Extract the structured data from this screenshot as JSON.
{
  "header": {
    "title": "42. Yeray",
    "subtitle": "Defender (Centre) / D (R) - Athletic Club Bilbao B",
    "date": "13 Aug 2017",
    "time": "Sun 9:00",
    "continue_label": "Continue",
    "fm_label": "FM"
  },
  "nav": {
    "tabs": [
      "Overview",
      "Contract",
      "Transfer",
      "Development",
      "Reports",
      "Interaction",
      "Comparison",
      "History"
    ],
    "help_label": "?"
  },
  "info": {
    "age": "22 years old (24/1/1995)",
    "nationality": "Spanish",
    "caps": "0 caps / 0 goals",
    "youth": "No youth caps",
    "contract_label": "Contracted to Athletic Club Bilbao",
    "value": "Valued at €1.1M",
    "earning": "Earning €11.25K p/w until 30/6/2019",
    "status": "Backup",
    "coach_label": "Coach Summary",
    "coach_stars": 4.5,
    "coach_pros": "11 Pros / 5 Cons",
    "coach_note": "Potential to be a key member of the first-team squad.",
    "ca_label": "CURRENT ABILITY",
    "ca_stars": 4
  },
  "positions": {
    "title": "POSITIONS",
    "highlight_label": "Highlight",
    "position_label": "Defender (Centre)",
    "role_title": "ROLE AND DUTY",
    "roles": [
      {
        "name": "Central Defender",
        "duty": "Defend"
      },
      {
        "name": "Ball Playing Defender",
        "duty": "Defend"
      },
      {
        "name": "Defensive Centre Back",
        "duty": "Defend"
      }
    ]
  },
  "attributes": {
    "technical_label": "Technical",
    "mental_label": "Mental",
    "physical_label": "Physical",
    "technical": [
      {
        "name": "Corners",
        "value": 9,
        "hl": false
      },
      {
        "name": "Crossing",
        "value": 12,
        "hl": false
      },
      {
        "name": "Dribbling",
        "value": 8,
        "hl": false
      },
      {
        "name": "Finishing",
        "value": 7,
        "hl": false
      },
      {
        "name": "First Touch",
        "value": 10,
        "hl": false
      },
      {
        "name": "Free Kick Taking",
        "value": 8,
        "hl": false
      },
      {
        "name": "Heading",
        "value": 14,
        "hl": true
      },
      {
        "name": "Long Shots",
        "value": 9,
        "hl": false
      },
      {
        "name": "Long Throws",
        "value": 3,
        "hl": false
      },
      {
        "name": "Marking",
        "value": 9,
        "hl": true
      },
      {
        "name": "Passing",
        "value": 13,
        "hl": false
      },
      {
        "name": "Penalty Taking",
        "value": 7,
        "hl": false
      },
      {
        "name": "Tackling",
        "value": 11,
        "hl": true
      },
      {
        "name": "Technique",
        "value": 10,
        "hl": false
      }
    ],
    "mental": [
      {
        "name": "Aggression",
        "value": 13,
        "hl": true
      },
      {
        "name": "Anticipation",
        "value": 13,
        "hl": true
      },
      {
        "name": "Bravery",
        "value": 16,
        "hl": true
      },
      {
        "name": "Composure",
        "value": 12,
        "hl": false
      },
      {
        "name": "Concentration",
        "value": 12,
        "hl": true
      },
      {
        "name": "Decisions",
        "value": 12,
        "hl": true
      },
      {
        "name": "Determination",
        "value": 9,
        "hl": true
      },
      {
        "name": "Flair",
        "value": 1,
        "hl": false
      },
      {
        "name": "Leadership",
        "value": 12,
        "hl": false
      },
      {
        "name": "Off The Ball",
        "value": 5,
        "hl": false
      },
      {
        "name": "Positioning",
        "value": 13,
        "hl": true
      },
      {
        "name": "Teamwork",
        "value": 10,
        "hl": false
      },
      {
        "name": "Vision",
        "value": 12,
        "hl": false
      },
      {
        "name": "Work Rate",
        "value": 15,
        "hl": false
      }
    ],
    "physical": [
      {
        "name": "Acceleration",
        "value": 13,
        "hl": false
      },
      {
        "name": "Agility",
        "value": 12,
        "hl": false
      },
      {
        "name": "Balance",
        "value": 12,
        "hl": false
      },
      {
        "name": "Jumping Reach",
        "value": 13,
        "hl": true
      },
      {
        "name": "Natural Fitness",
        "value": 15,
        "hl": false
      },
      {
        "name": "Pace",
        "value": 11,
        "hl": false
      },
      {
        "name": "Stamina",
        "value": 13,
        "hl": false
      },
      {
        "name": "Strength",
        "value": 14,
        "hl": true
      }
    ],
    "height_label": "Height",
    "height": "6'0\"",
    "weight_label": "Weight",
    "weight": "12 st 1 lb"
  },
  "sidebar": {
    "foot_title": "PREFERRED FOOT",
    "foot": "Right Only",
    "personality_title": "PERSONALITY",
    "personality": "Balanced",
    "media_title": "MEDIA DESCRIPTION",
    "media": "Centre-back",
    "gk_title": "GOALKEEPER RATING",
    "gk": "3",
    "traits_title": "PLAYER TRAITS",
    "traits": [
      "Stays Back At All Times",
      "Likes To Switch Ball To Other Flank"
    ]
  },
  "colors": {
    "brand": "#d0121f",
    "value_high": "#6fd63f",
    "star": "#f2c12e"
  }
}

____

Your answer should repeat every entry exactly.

◆ **Reply to the exercise**
Extract the structured data from this screenshot as JSON.
{
  "header": {
    "title": "42. Yeray",
    "subtitle": "Defender (Centre) / D (R) - Athletic Club Bilbao B",
    "date": "13 Aug 2017",
    "time": "Sun 9:00",
    "continue_label": "Continue",
    "fm_label": "FM"
  },
  "nav": {
    "tabs": [
      "Overview",
      "Contract",
      "Transfer",
      "Development",
      "Reports",
      "Interaction",
      "Comparison",
      "History"
    ],
    "help_label": "?"
  },
  "info": {
    "age": "22 years old (24/1/1995)",
    "nationality": "Spanish",
    "caps": "0 caps / 0 goals",
    "youth": "No youth caps",
    "contract_label": "Contracted to Athletic Club Bilbao",
    "value": "Valued at €1.1M",
    "earning": "Earning €11.25K p/w until 30/6/2019",
    "status": "Backup",
    "coach_label": "Coach Summary",
    "coach_stars": 4.5,
    "coach_pros": "11 Pros / 5 Cons",
    "coach_note": "Potential to be a key member of the first-team squad.",
    "ca_label": "CURRENT ABILITY",
    "ca_stars": 4
  },
  "positions": {
    "title": "POSITIONS",
    "highlight_label": "Highlight",
    "position_label": "Defender (Centre)",
    "role_title": "ROLE AND DUTY",
    "roles": [
      {
        "name": "Central Defender",
        "duty": "Defend"
      },
      {
        "name": "Ball Playing Defender",
        "duty": "Defend"
      },
      {
        "name": "Defensive Centre Back",
        "duty": "Defend"
      }
    ]
  },
  "attributes": {
    "technical_label": "Technical",
    "mental_label": "Mental",
    "physical_label": "Physical",
    "technical": [
      {
        "name": "Corners",
        "value": 9,
        "hl": false
      },
      {
        "name": "Crossing",
        "value": 12,
        "hl": false
      },
      {
        "name": "Dribbling",
        "value": 8,
        "hl": false
      },
      {
        "name": "Finishing",
        "value": 7,
        "hl": false
      },
      {
        "name": "First Touch",
        "value": 10,
        "hl": false
      },
      {
        "name": "Free Kick Taking",
        "value": 8,
        "hl": false
      },
      {
        "name": "Heading",
        "value": 14,
        "hl": true
      },
      {
        "name": "Long Shots",
        "value": 9,
        "hl": false
      },
      {
        "name": "Long Throws",
        "value": 3,
        "hl": false
      },
      {
        "name": "Marking",
        "value": 9,
        "hl": true
      },
      {
        "name": "Passing",
        "value": 13,
        "hl": false
      },
      {
        "name": "Penalty Taking",
        "value": 7,
        "hl": false
      },
      {
        "name": "Tackling",
        "value": 11,
        "hl": true
      },
      {
        "name": "Technique",
        "value": 10,
        "hl": false
      }
    ],
    "mental": [
      {
        "name": "Aggression",
        "value": 13,
        "hl": true
      },
      {
        "name": "Anticipation",
        "value": 13,
        "hl": true
      },
      {
        "name": "Bravery",
        "value": 16,
        "hl": true
      },
      {
        "name": "Composure",
        "value": 12,
        "hl": false
      },
      {
        "name": "Concentration",
        "value": 12,
        "hl": true
      },
      {
        "name": "Decisions",
        "value": 12,
        "hl": true
      },
      {
        "name": "Determination",
        "value": 9,
        "hl": true
      },
      {
        "name": "Flair",
        "value": 1,
        "hl": false
      },
      {
        "name": "Leadership",
        "value": 12,
        "hl": false
      },
      {
        "name": "Off The Ball",
        "value": 5,
        "hl": false
      },
      {
        "name": "Positioning",
        "value": 13,
        "hl": true
      },
      {
        "name": "Teamwork",
        "value": 10,
        "hl": false
      },
      {
        "name": "Vision",
        "value": 12,
        "hl": false
      },
      {
        "name": "Work Rate",
        "value": 15,
        "hl": false
      }
    ],
    "physical": [
      {
        "name": "Acceleration",
        "value": 13,
        "hl": false
      },
      {
        "name": "Agility",
        "value": 12,
        "hl": false
      },
      {
        "name": "Balance",
        "value": 12,
        "hl": false
      },
      {
        "name": "Jumping Reach",
        "value": 13,
        "hl": true
      },
      {
        "name": "Natural Fitness",
        "value": 15,
        "hl": false
      },
      {
        "name": "Pace",
        "value": 11,
        "hl": false
      },
      {
        "name": "Stamina",
        "value": 13,
        "hl": false
      },
      {
        "name": "Strength",
        "value": 14,
        "hl": true
      }
    ],
    "height_label": "Height",
    "height": "6'0\"",
    "weight_label": "Weight",
    "weight": "12 st 1 lb"
  },
  "sidebar": {
    "foot_title": "PREFERRED FOOT",
    "foot": "Right Only",
    "personality_title": "PERSONALITY",
    "personality": "Balanced",
    "media_title": "MEDIA DESCRIPTION",
    "media": "Centre-back",
    "gk_title": "GOALKEEPER RATING",
    "gk": "3",
    "traits_title": "PLAYER TRAITS",
    "traits": [
      "Stays Back At All Times",
      "Likes To Switch Ball To Other Flank"
    ]
  },
  "colors": {
    "brand": "#d0121f",
    "value_high": "#6fd63f",
    "star": "#f2c12e"
  }
}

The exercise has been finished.